A week ago I felt like giving up, but this one I think I might be getting somewhere. This is often an up-and-down job.
I’m asked to make a pin for the crane from a rough sketch. I can’t find any solid bar of the right size, so I use threaded bar. I use a cutting saw to trim a piece to size, then the pillar drill to punch a 7mm hole through the centre. When the hole ends up off-centre on the curved surface, I cut another piece and drill it again, but accurately.
I’m happy that this is simple, but good, work. I’m not even fussed when A tells me threaded bar will snap too easily to be useful — I followed J’s instructions and the error is not mine.
To fulfil the role of pin we use a large bolt, then adjust the sensor to account for the shorter length. Me, A and L put on paper overalls, masks, gloves, cover-shoes and hoods to get onto the crane gantry and drill fresh holes in the steel arm, thread them, screw in the sensor and position the new bolt “pin”. Job done.
In the afternoon the apprentices take it in turns to fault-find on an unused cassette in the switch room. P tells me the basics of how a cassette functions, and when it’s my turn I fumble my way through the schematic, testing the switch, testing the contacter incorrectly, testing it correctly, and finally landing on a missing link — the small connecting wire between two terminals has fallen loose.
Normally an emergency stop button would be linked to this, breaking the circuit and deactivating the power supply to the machine. A congratulates me, and gives me a little fist-bump.

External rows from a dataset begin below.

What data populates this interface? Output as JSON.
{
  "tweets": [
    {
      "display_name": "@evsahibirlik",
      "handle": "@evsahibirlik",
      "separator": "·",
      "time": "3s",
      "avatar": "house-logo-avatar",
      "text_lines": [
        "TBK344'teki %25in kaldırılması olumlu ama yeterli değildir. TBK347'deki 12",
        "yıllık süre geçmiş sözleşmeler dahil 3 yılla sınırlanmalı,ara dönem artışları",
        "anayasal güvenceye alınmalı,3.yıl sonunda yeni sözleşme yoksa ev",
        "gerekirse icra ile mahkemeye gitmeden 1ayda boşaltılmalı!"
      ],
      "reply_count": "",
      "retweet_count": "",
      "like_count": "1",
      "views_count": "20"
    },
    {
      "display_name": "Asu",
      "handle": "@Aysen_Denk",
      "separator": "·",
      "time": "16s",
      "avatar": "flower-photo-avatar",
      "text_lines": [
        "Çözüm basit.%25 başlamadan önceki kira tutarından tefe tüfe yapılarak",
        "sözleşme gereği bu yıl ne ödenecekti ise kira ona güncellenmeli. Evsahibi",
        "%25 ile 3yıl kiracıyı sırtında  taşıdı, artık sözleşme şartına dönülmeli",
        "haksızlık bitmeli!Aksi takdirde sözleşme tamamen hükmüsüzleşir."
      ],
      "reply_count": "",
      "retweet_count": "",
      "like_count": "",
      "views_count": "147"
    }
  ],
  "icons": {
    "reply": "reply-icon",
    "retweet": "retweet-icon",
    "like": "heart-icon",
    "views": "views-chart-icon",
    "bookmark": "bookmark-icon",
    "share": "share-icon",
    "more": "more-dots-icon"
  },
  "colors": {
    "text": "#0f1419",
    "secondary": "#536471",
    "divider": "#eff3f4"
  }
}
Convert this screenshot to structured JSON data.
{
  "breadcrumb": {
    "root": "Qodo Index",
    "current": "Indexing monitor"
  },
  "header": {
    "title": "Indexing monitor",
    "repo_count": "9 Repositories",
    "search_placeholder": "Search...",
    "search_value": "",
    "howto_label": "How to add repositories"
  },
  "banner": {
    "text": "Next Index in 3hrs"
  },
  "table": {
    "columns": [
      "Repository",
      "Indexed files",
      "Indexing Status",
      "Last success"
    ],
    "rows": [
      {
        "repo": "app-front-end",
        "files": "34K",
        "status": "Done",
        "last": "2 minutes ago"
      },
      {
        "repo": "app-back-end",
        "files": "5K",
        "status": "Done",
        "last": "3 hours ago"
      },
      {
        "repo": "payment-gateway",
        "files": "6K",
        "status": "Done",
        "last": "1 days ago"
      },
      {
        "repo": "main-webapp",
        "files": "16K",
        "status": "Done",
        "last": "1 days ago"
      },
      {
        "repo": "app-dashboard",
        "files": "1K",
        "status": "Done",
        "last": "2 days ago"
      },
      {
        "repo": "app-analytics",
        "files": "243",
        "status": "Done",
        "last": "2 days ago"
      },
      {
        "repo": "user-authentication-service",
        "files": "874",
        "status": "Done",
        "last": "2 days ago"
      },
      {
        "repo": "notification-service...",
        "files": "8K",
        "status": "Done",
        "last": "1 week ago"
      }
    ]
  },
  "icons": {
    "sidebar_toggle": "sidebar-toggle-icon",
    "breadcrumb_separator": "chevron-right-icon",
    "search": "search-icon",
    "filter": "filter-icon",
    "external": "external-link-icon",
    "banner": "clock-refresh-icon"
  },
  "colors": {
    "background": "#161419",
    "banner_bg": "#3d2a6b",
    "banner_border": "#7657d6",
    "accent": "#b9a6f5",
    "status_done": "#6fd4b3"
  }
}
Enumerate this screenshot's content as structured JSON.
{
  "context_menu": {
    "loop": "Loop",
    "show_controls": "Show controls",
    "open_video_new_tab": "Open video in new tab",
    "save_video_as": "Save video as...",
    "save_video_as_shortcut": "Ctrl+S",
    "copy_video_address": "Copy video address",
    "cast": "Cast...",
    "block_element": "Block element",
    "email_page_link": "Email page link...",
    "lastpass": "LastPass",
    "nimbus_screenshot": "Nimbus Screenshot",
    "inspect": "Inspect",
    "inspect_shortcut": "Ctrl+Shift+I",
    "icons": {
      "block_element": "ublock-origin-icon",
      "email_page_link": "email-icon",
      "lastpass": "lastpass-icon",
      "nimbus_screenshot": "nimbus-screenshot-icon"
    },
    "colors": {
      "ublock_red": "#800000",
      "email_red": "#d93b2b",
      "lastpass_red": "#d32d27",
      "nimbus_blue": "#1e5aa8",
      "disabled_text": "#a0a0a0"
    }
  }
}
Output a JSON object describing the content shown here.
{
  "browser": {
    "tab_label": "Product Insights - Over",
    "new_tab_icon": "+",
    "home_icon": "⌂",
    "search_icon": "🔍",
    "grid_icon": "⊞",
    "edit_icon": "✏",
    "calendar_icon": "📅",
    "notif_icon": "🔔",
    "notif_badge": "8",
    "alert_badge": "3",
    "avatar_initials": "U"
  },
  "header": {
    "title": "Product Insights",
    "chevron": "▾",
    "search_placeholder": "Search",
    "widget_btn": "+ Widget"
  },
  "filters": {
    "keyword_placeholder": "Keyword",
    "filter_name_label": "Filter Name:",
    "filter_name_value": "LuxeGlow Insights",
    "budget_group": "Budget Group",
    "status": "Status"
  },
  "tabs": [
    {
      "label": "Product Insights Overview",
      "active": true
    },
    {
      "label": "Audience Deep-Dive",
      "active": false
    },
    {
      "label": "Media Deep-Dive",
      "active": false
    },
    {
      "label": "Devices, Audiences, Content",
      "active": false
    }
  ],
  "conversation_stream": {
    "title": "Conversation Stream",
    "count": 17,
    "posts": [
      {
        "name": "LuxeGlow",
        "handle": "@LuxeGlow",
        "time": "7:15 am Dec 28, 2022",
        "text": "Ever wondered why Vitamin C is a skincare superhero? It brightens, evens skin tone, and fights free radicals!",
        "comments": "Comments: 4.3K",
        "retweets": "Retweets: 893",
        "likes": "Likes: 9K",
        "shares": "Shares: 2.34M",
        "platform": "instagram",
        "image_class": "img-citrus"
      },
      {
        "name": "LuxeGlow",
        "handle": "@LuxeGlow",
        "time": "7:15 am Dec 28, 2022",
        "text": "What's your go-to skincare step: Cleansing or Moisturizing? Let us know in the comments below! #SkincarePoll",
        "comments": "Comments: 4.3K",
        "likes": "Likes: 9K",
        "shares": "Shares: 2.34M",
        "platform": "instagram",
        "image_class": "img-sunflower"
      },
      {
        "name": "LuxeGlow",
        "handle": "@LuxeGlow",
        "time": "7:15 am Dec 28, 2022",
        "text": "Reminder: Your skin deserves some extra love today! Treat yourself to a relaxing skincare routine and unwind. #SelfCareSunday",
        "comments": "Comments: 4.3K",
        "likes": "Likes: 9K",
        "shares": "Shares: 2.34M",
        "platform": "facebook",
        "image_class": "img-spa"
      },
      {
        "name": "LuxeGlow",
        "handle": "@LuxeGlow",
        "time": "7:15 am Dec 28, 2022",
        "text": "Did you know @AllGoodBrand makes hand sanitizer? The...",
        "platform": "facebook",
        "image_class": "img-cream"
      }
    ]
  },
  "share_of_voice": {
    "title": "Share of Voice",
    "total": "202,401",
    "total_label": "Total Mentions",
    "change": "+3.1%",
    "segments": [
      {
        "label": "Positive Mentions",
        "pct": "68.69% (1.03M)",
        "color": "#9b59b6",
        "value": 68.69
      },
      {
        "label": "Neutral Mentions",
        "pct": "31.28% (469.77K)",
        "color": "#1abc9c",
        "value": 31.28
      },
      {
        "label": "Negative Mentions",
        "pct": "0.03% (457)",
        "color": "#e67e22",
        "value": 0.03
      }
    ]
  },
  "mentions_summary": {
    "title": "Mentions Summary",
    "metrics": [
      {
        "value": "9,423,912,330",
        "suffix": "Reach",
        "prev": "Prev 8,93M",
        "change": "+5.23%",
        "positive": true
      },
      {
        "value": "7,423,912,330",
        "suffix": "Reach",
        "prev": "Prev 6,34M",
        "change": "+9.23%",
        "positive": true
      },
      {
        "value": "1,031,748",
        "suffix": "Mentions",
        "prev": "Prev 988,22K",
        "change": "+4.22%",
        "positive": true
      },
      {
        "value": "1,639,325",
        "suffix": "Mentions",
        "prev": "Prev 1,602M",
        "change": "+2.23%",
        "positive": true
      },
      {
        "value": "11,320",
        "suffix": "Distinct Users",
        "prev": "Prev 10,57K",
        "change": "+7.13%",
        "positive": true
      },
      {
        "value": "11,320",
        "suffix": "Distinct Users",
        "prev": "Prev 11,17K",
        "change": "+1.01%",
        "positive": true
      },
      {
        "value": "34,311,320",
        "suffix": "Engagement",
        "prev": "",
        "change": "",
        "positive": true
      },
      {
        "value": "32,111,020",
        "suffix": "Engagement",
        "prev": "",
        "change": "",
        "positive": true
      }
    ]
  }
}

• Emma Rickman is an apprentice engineer at a Combined Heat and Power plant in Sheffield.